Write out every line from the listing below where the string "area" is found.
(Extracted material)
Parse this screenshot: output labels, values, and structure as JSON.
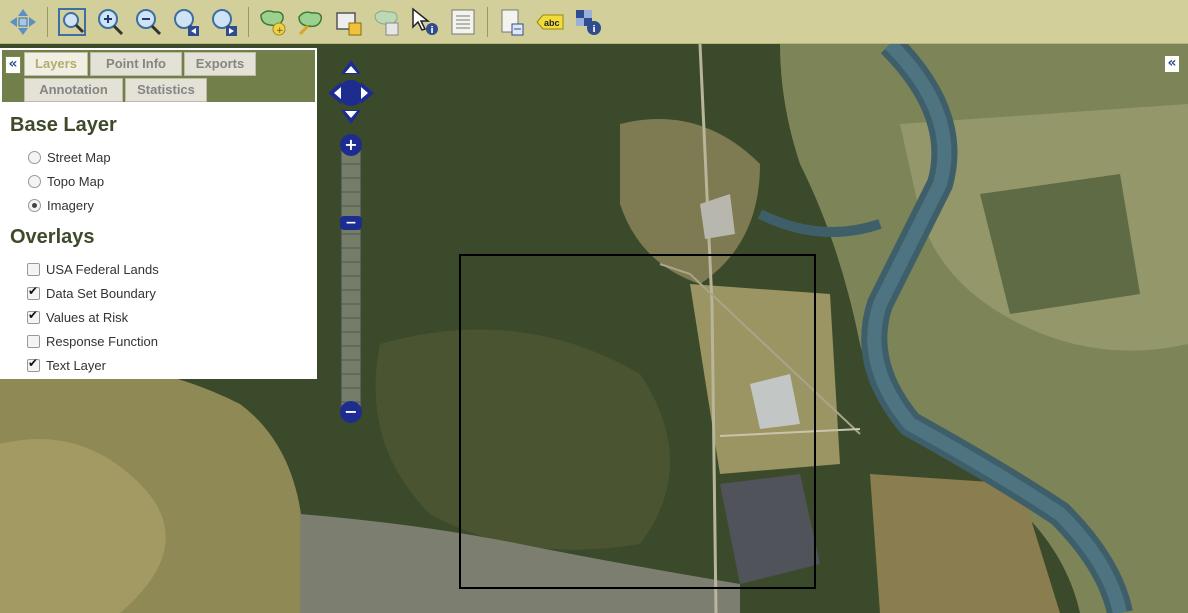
{
  "toolbar": {
    "tools": [
      "pan-icon",
      "zoom-extent-icon",
      "zoom-in-icon",
      "zoom-out-icon",
      "zoom-previous-icon",
      "zoom-next-icon",
      "add-area-icon",
      "draw-area-icon",
      "edit-shape-icon",
      "area-table-icon",
      "identify-icon",
      "report-icon",
      "print-icon",
      "label-icon",
      "legend-info-icon"
    ]
  },
  "panel": {
    "tabs": {
      "layers": "Layers",
      "point_info": "Point Info",
      "exports": "Exports",
      "annotation": "Annotation",
      "statistics": "Statistics"
    },
    "collapse_label": "«",
    "base_layer": {
      "title": "Base Layer",
      "options": [
        "Street Map",
        "Topo Map",
        "Imagery"
      ],
      "selected": "Imagery"
    },
    "overlays": {
      "title": "Overlays",
      "items": [
        {
          "label": "USA Federal Lands",
          "checked": false
        },
        {
          "label": "Data Set Boundary",
          "checked": true
        },
        {
          "label": "Values at Risk",
          "checked": true
        },
        {
          "label": "Response Function",
          "checked": false
        },
        {
          "label": "Text Layer",
          "checked": true
        }
      ]
    }
  },
  "map": {
    "right_collapse_label": "«",
    "zoom_in_label": "+",
    "zoom_out_label": "−",
    "zoom_slider_label": "−"
  },
  "colors": {
    "toolbar_bg": "#d2cf9a",
    "panel_header": "#737f4a",
    "control_blue": "#1d2c8f",
    "boundary": "#000000"
  }
}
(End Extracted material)
Exercise solution:
      "add-area-icon",
      "draw-area-icon",
      "area-table-icon",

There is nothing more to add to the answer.